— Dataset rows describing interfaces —
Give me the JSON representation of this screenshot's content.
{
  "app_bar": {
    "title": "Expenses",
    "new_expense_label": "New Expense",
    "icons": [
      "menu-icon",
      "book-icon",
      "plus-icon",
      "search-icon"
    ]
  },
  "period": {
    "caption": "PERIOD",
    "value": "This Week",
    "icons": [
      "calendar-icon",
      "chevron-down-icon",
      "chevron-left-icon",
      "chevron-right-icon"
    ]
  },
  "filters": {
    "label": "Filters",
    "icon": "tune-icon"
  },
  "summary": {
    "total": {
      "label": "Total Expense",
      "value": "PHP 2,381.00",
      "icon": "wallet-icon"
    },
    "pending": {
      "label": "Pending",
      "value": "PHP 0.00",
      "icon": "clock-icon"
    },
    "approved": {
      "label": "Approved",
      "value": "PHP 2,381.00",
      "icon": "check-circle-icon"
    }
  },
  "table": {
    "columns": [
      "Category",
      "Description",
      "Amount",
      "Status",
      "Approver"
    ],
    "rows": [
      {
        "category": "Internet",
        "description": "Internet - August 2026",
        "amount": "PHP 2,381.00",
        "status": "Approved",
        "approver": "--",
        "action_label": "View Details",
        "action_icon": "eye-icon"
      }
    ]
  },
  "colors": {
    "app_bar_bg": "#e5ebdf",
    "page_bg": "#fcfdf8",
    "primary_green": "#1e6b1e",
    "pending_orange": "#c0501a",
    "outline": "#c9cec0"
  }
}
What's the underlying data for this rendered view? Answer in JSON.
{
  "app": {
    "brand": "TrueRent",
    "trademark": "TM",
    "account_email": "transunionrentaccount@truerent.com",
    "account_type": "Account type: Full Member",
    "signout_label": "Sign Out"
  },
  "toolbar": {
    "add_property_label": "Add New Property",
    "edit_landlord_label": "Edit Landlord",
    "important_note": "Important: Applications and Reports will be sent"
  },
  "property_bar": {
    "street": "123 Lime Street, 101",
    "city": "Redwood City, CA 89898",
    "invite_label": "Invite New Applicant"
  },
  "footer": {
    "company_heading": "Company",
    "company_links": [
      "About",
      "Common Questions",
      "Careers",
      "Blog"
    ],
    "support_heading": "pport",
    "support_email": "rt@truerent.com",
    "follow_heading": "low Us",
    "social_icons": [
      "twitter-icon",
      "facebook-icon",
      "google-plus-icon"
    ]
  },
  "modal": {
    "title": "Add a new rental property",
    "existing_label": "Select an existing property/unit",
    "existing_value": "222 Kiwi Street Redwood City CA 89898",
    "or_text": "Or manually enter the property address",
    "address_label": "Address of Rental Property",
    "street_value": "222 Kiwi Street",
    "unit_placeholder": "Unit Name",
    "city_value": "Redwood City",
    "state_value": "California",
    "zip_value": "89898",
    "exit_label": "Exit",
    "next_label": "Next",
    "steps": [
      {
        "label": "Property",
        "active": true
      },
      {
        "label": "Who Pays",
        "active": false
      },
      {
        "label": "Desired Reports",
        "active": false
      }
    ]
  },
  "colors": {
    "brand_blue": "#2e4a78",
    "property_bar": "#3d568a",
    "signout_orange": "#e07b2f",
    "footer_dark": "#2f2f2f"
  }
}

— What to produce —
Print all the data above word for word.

— Reply —
Give me the JSON representation of this screenshot's content.
{
  "app_bar": {
    "title": "Expenses",
    "new_expense_label": "New Expense",
    "icons": [
      "menu-icon",
      "book-icon",
      "plus-icon",
      "search-icon"
    ]
  },
  "period": {
    "caption": "PERIOD",
    "value": "This Week",
    "icons": [
      "calendar-icon",
      "chevron-down-icon",
      "chevron-left-icon",
      "chevron-right-icon"
    ]
  },
  "filters": {
    "label": "Filters",
    "icon": "tune-icon"
  },
  "summary": {
    "total": {
      "label": "Total Expense",
      "value": "PHP 2,381.00",
      "icon": "wallet-icon"
    },
    "pending": {
      "label": "Pending",
      "value": "PHP 0.00",
      "icon": "clock-icon"
    },
    "approved": {
      "label": "Approved",
      "value": "PHP 2,381.00",
      "icon": "check-circle-icon"
    }
  },
  "table": {
    "columns": [
      "Category",
      "Description",
      "Amount",
      "Status",
      "Approver"
    ],
    "rows": [
      {
        "category": "Internet",
        "description": "Internet - August 2026",
        "amount": "PHP 2,381.00",
        "status": "Approved",
        "approver": "--",
        "action_label": "View Details",
        "action_icon": "eye-icon"
      }
    ]
  },
  "colors": {
    "app_bar_bg": "#e5ebdf",
    "page_bg": "#fcfdf8",
    "primary_green": "#1e6b1e",
    "pending_orange": "#c0501a",
    "outline": "#c9cec0"
  }
}
What's the underlying data for this rendered view? Answer in JSON.
{
  "app": {
    "brand": "TrueRent",
    "trademark": "TM",
    "account_email": "transunionrentaccount@truerent.com",
    "account_type": "Account type: Full Member",
    "signout_label": "Sign Out"
  },
  "toolbar": {
    "add_property_label": "Add New Property",
    "edit_landlord_label": "Edit Landlord",
    "important_note": "Important: Applications and Reports will be sent"
  },
  "property_bar": {
    "street": "123 Lime Street, 101",
    "city": "Redwood City, CA 89898",
    "invite_label": "Invite New Applicant"
  },
  "footer": {
    "company_heading": "Company",
    "company_links": [
      "About",
      "Common Questions",
      "Careers",
      "Blog"
    ],
    "support_heading": "pport",
    "support_email": "rt@truerent.com",
    "follow_heading": "low Us",
    "social_icons": [
      "twitter-icon",
      "facebook-icon",
      "google-plus-icon"
    ]
  },
  "modal": {
    "title": "Add a new rental property",
    "existing_label": "Select an existing property/unit",
    "existing_value": "222 Kiwi Street Redwood City CA 89898",
    "or_text": "Or manually enter the property address",
    "address_label": "Address of Rental Property",
    "street_value": "222 Kiwi Street",
    "unit_placeholder": "Unit Name",
    "city_value": "Redwood City",
    "state_value": "California",
    "zip_value": "89898",
    "exit_label": "Exit",
    "next_label": "Next",
    "steps": [
      {
        "label": "Property",
        "active": true
      },
      {
        "label": "Who Pays",
        "active": false
      },
      {
        "label": "Desired Reports",
        "active": false
      }
    ]
  },
  "colors": {
    "brand_blue": "#2e4a78",
    "property_bar": "#3d568a",
    "signout_orange": "#e07b2f",
    "footer_dark": "#2f2f2f"
  }
}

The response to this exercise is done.